The participants all shook Trump’s hand at the start of the session and congratulated him, but things went south from there. The attendees included around two dozen anchors and executives from CBS, NBC, CNN, Fox, and ABC, including Lester Holt, Chuck Todd, Wolf Blitzer, Gayle King, David Muir, and Martha Raddatz. The Trump people did say that they would allow the new President to be followed, as tradition has had it, by a team of pool reporters.
Participants said that Trump did not raise his voice, but that he went on steadily at the start of the meeting about how he had been treated poorly. “It was all so Trump,” one said. “He is like this all the time. He’ll freeze you out and then be nice and humble and sort of want you to like him.”
“But he truly doesn’t seem to understand the First Amendment,” the source continued. “He doesn’t. He thinks we are supposed to say what he says and that’s it.”
This is how dictators talk, think, and work.
He died fourteen years ago today. Not a day goes by that I don’t think of him and miss him. There’s still that worn spot on the bedspread where he slept, and I still make room for him on the bed.

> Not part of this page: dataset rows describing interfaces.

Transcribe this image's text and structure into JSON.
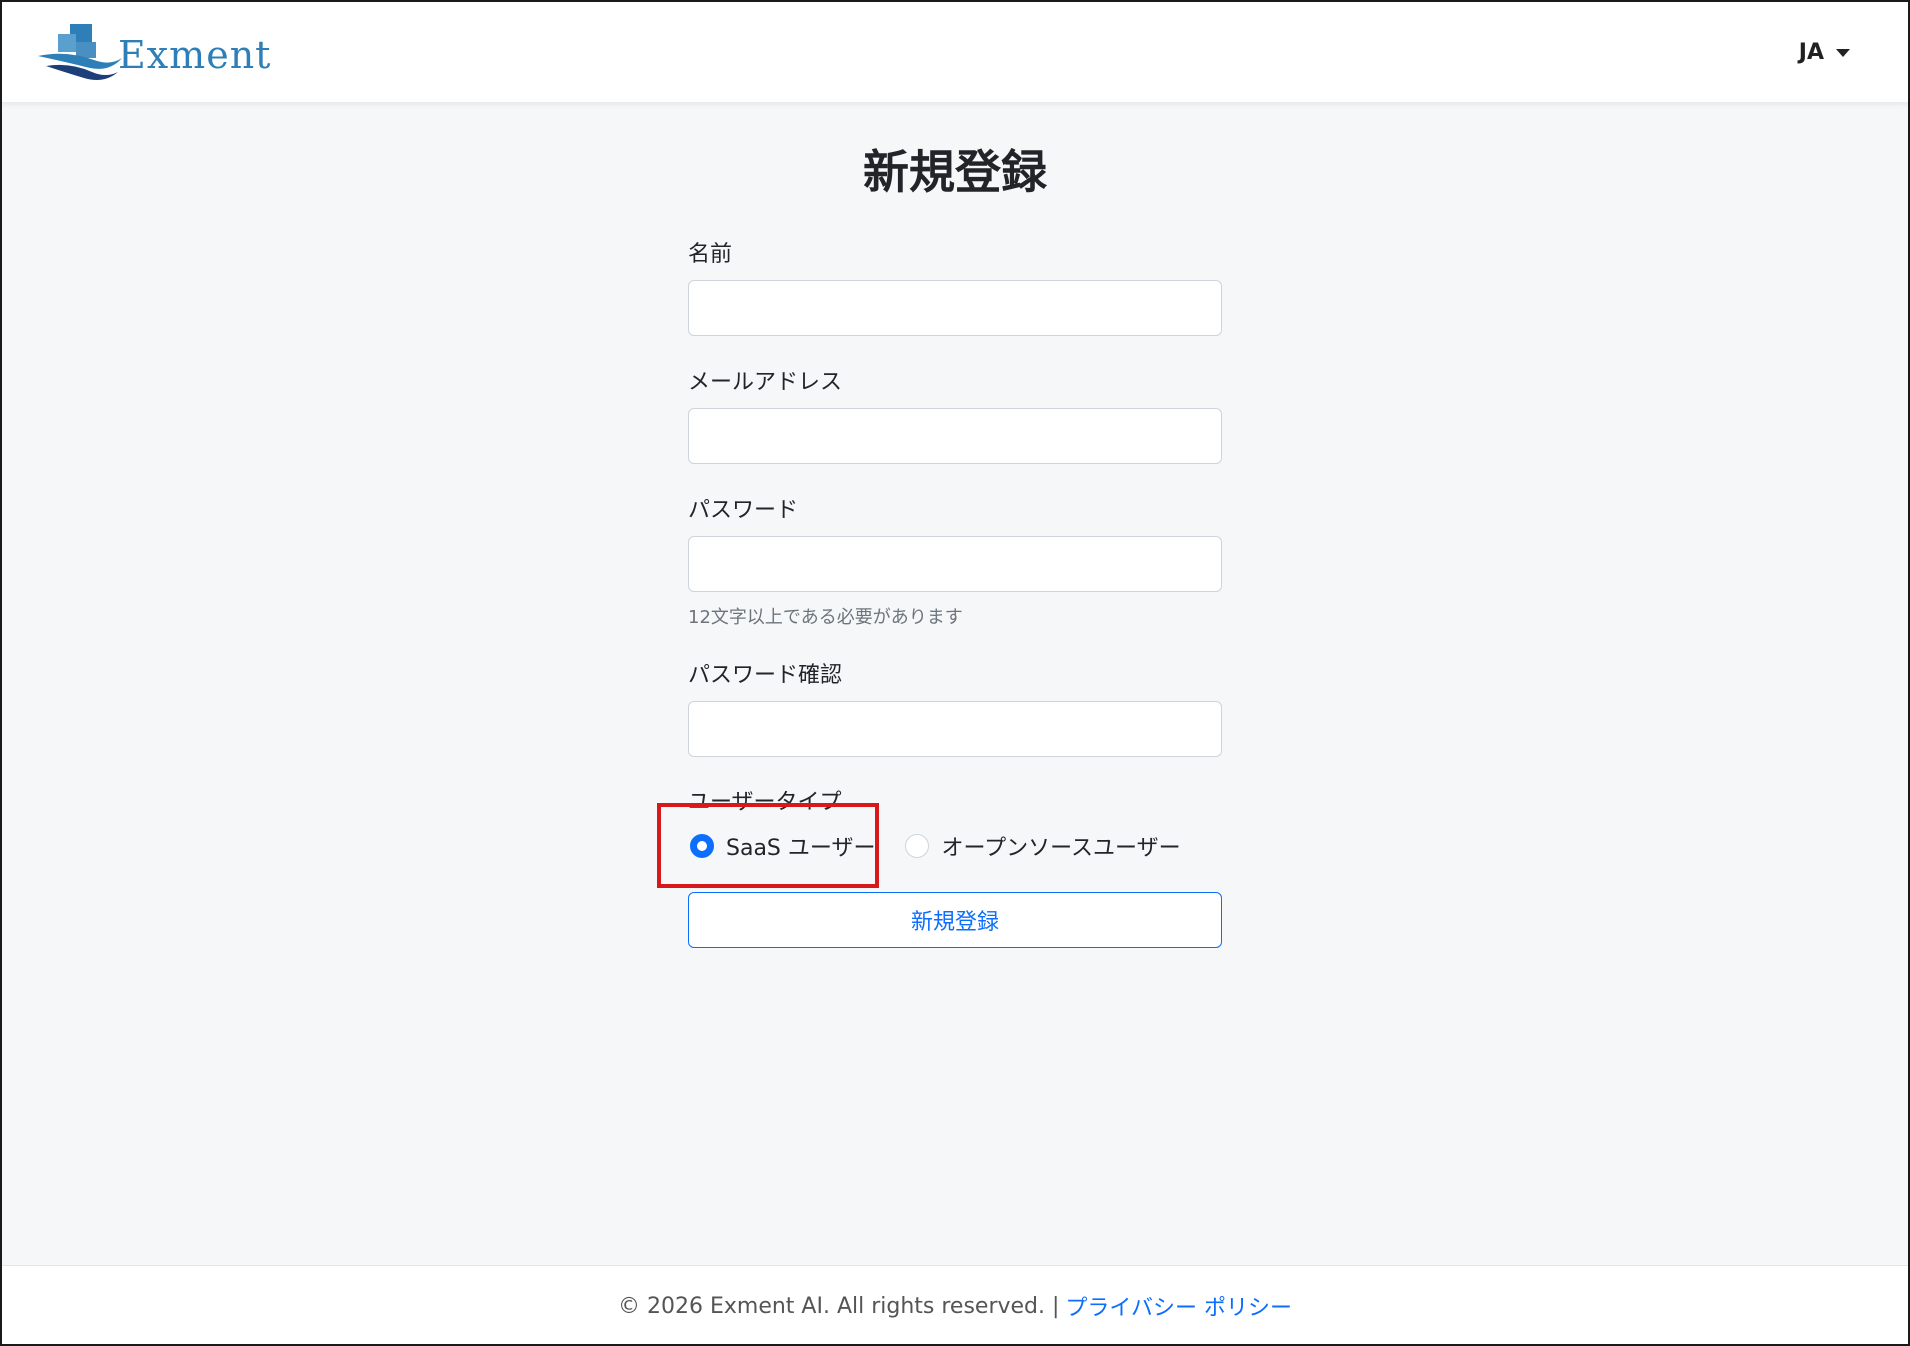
{
  "header": {
    "logo_text": "Exment",
    "language": "JA"
  },
  "page": {
    "title": "新規登録"
  },
  "form": {
    "name_label": "名前",
    "name_value": "",
    "email_label": "メールアドレス",
    "email_value": "",
    "password_label": "パスワード",
    "password_value": "",
    "password_hint": "12文字以上である必要があります",
    "password_confirm_label": "パスワード確認",
    "password_confirm_value": "",
    "user_type_label": "ユーザータイプ",
    "user_type_options": [
      {
        "label": "SaaS ユーザー",
        "selected": true
      },
      {
        "label": "オープンソースユーザー",
        "selected": false
      }
    ],
    "submit_label": "新規登録"
  },
  "footer": {
    "copyright": "© 2026 Exment AI. All rights reserved. |",
    "privacy_link": "プライバシー ポリシー"
  },
  "colors": {
    "accent": "#0d6efd",
    "brand": "#2e7fb8",
    "highlight": "#d7191c"
  }
}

February 1, 1989 – July 20, 2002
My ten-minute play “A Life Enriching Community” had a good reading at the Inge Festival’s New Play Lab. Thanks to the Living Room Theatre of Kansas City for bringing the play to life, and thanks to respondents Mac Wellman, Ron West, and Caridad Svitch for the good notes and thoughtful suggestions.
I’m traveling today — a grants conference in Tallahassee — and so blogging will have to wait until I get a spare moment, which may not be until later tonight.

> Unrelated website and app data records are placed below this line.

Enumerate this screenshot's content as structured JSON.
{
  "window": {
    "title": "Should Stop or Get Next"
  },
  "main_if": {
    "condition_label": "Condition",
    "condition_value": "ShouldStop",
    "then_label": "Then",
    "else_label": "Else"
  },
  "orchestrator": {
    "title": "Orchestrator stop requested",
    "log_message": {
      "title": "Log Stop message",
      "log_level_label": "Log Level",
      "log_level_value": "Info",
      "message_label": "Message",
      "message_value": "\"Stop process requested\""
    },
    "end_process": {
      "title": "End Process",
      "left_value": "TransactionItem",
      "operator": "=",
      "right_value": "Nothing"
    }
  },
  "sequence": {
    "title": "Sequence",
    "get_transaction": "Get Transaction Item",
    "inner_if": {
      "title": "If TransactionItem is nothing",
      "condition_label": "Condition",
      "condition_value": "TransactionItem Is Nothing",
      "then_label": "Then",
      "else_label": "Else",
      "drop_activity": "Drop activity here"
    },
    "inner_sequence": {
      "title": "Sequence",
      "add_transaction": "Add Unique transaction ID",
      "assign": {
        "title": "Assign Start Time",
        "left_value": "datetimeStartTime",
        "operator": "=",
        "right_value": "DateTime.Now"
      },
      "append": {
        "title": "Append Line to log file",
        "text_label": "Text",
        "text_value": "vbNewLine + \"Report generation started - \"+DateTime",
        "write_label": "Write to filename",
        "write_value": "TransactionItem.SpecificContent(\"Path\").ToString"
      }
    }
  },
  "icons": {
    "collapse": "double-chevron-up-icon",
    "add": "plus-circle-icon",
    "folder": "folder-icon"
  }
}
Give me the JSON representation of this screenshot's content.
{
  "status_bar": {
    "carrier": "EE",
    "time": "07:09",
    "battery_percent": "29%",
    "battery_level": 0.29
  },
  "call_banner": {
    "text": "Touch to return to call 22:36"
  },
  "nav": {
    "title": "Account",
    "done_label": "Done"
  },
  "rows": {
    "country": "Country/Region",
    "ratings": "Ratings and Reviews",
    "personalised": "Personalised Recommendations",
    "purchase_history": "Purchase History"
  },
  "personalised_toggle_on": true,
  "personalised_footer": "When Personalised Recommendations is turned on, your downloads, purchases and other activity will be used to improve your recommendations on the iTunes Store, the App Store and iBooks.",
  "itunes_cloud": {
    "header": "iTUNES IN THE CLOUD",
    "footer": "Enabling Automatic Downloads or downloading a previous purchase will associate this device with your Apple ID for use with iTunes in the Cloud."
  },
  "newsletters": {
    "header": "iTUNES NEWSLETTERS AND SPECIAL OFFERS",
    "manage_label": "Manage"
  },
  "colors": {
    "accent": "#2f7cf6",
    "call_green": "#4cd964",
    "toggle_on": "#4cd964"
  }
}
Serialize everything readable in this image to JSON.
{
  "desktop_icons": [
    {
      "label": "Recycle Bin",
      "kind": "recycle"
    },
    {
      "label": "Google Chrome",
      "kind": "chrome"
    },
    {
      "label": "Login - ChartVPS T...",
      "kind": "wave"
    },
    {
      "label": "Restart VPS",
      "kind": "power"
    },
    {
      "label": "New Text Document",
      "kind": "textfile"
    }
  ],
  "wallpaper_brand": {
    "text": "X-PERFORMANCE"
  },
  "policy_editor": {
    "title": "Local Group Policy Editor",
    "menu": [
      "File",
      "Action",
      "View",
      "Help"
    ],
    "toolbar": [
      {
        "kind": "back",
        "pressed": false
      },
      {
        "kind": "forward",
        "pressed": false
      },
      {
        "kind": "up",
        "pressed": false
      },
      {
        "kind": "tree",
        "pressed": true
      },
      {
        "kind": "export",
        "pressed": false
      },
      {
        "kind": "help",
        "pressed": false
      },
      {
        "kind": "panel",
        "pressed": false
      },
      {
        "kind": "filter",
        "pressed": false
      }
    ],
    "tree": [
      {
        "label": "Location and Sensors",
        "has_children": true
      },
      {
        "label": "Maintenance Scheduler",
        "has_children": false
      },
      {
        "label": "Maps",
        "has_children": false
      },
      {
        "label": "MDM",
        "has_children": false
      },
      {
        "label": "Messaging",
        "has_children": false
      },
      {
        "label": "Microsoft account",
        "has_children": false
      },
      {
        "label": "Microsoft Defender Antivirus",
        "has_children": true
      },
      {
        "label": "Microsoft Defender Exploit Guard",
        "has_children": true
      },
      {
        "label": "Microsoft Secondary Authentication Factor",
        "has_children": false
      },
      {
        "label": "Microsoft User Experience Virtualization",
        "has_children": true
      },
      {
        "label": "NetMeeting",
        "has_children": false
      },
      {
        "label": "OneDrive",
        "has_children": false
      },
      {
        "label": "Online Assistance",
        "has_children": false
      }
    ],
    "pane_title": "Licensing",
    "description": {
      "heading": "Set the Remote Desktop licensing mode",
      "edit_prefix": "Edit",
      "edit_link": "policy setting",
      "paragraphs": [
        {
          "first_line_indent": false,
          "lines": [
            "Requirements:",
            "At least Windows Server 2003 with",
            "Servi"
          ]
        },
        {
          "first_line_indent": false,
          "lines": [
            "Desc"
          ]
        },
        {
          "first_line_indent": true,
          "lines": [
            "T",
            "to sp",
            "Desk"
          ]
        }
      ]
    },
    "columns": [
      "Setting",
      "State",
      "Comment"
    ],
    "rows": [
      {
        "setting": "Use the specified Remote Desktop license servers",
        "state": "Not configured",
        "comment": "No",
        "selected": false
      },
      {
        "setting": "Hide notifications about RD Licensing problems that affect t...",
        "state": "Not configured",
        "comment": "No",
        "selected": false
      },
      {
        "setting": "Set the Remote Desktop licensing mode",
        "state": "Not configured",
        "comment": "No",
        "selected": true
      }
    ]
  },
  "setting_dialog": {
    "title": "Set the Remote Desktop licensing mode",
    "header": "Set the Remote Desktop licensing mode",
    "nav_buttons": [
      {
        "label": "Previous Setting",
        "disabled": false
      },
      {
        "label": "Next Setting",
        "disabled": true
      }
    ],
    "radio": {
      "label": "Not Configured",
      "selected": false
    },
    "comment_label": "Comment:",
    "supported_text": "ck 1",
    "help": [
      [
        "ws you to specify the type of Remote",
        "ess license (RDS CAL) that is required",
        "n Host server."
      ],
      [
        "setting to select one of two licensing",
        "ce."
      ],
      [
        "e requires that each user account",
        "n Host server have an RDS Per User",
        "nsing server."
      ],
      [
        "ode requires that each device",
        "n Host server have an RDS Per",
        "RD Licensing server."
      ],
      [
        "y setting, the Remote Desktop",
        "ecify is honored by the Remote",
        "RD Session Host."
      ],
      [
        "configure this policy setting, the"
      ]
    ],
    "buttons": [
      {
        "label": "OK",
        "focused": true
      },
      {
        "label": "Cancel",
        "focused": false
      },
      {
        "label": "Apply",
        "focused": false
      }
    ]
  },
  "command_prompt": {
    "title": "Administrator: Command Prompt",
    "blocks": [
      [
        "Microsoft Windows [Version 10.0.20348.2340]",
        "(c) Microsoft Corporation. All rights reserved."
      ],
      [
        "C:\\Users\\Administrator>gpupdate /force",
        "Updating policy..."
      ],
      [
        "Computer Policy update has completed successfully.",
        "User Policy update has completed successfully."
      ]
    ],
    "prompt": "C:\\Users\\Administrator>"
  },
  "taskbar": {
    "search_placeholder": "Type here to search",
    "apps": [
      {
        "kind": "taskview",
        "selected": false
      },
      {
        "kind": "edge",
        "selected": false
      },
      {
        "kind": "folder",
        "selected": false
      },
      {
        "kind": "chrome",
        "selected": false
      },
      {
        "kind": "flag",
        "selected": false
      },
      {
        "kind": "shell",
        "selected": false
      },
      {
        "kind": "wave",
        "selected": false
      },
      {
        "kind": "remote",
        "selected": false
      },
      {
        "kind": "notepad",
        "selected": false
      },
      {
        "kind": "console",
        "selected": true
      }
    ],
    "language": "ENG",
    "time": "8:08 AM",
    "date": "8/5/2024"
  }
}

Keep an eye on the place, okay?
My baby brother hits the big 6-0.
This was on TCM this last weekend.
So tonight is the first event in the long road to next November. And I’m already tired of this election. Or, as someone somewhere noted, I am really running short of damns to give. I just want it over with.
Don’t get me wrong: I care very much who wins the election. A great deal is at stake as it is with every election. The next president will probably choose at least one or more Supreme Court justice, and even a cursory glance at the rulings over the last five years shows just how important that selection can be, from Citizens United to Hobby Lobby. Letting someone like Ted Cruz or even John Kasich choose a lifer for the court is enough to make Oliver Wendell Holmes spin in his grave.
What I object to is the way this campaign has become little more than a reality show on crack. Even serious attempts by candidates to talk about the job that they will take up has been overwhelmed by the bullshit and infantile back-and-forth that would make a middle school bully proud. I really don’t care if Ted Cruz is Canadian or Chris Christie has a large waistline; I even don’t care if Hillary Clinton’s e-mail server was in her basement or if Bernie Sanders is a socialist. None of that will matter when war breaks out someplace in the world, a hurricane hits Miami, someone shoots up the Mall of America, or the economy takes a nosedive.
It would be really easy to blame all this on the media and the pundits, but we brought this on ourselves; if we didn’t want it, they wouldn’t sell it to us in between the commercials for adult underwear and cholesterol medicine. I would hope that at some point we would rise up and say “Enough!” but given our penchant for ballyhoo and bunkum — there’s one born every minute — I don’t think that’s going to happen anytime between now and next November.